I think I’m coming around on Crystal Stilts. An abundance of people whose opinions I trust have had good things to say about them in the past, and I’m finding my indifference towards them moving distinctly towards the “like” column. Seeing them live had a dual effect on me: on the plus side, I found myself noticing the presence of more subtle notes in their deadpan pop songs, which in turn made me more appreciative of the music that they were playing, and has prompted me to delve back into Alight of Night and their self-titled 12″. On the minus side — and admittedly, this is a live-show-only qualm — the group’s stage presence can be frustrating. Admittedly, the Prospect Park Bandshell is a space for which the word “cavernous” is an understatement, but nonetheless: with the exception of bassist Kyle Forrester and (possibly) drummer Frankie Rose, the band did a good job of hiding any visible intensity, while nonetheless playing in a way that didn’t sound at all halfhearted. Admittedly, it’s a difficult trick to pull off, but at the same time: it’s hard for me to feel compelled by what I hear coming from the stage if the band doesn’t look particularly concerned about it.
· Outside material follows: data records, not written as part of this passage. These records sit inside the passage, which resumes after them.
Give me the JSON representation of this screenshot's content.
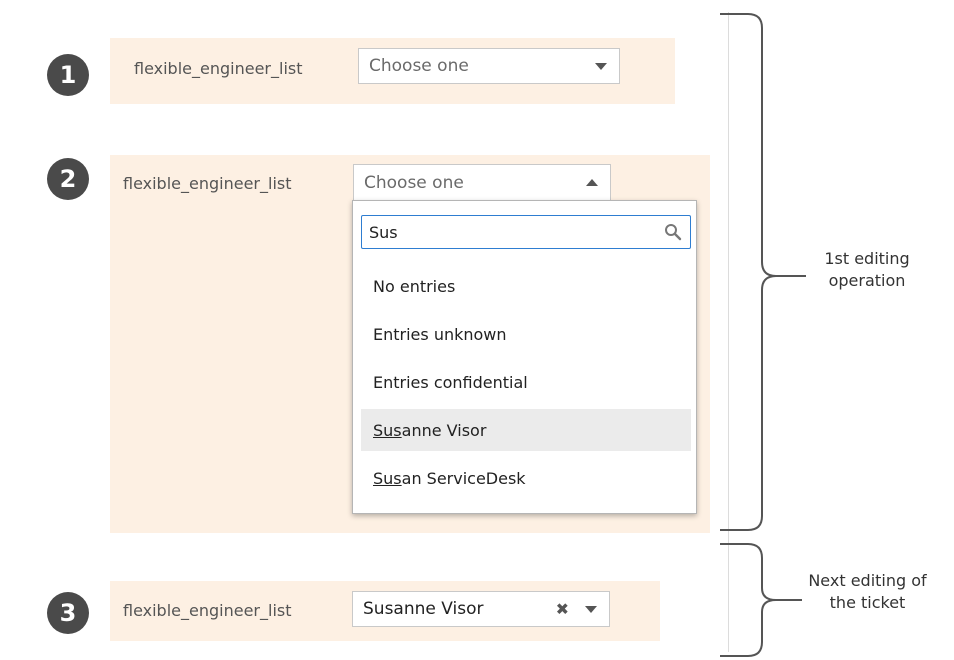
{
  "steps": {
    "one": {
      "number": "1",
      "label": "flexible_engineer_list",
      "placeholder": "Choose one"
    },
    "two": {
      "number": "2",
      "label": "flexible_engineer_list",
      "placeholder": "Choose one",
      "search_value": "Sus",
      "options": [
        {
          "label": "No entries"
        },
        {
          "label": "Entries unknown"
        },
        {
          "label": "Entries confidential"
        },
        {
          "match": "Sus",
          "rest": "anne Visor",
          "highlighted": true
        },
        {
          "match": "Sus",
          "rest": "an ServiceDesk"
        }
      ]
    },
    "three": {
      "number": "3",
      "label": "flexible_engineer_list",
      "selected_value": "Susanne Visor",
      "clear_glyph": "✖"
    }
  },
  "annotations": {
    "first": [
      "1st editing",
      "operation"
    ],
    "next": [
      "Next editing of",
      "the ticket"
    ]
  },
  "colors": {
    "panel_background": "#fdf0e3",
    "badge_background": "#4a4a4a",
    "search_focus_border": "#2e7dd1",
    "highlighted_option": "#ebebeb"
  },
  "icons": [
    "step-number-badge",
    "chevron-down-icon",
    "chevron-up-icon",
    "search-icon",
    "clear-icon",
    "curly-bracket-icon"
  ]
}
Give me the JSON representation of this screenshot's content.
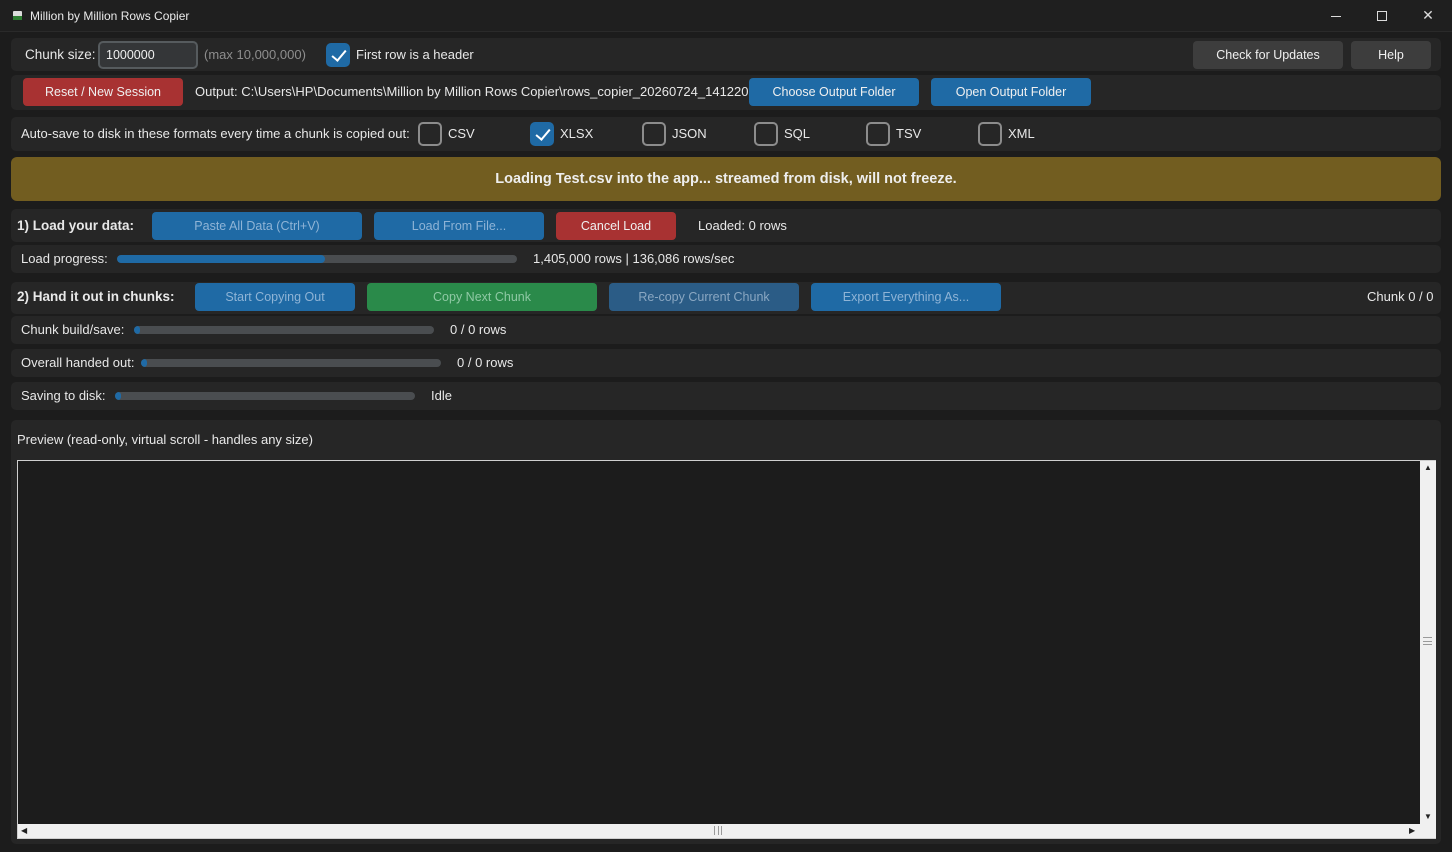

Headliners Dean & Britta were, admittedly, not exactly channeling the early-80s Replacements on stage, but even playing with minimal lighting beneath Andy Warhol’s screen tests, they never ceased to draw attention. The onstage rapport between Britta Philips and Dean Wareham, the drumming of Anthony LaMarca, and Wareham’s tendency to go for the unexpected in his solos all contributed to the group’s ability to be compelling on stage. The set, including covers of Bob Dylan and Lou Reed songs (Reed’s screen test needed no introduction, and got a fair amount of applause from the crowd), never lacked for dynamic range, and the encore of Galaxie 500‘s “Fourth of July” felt spot-on.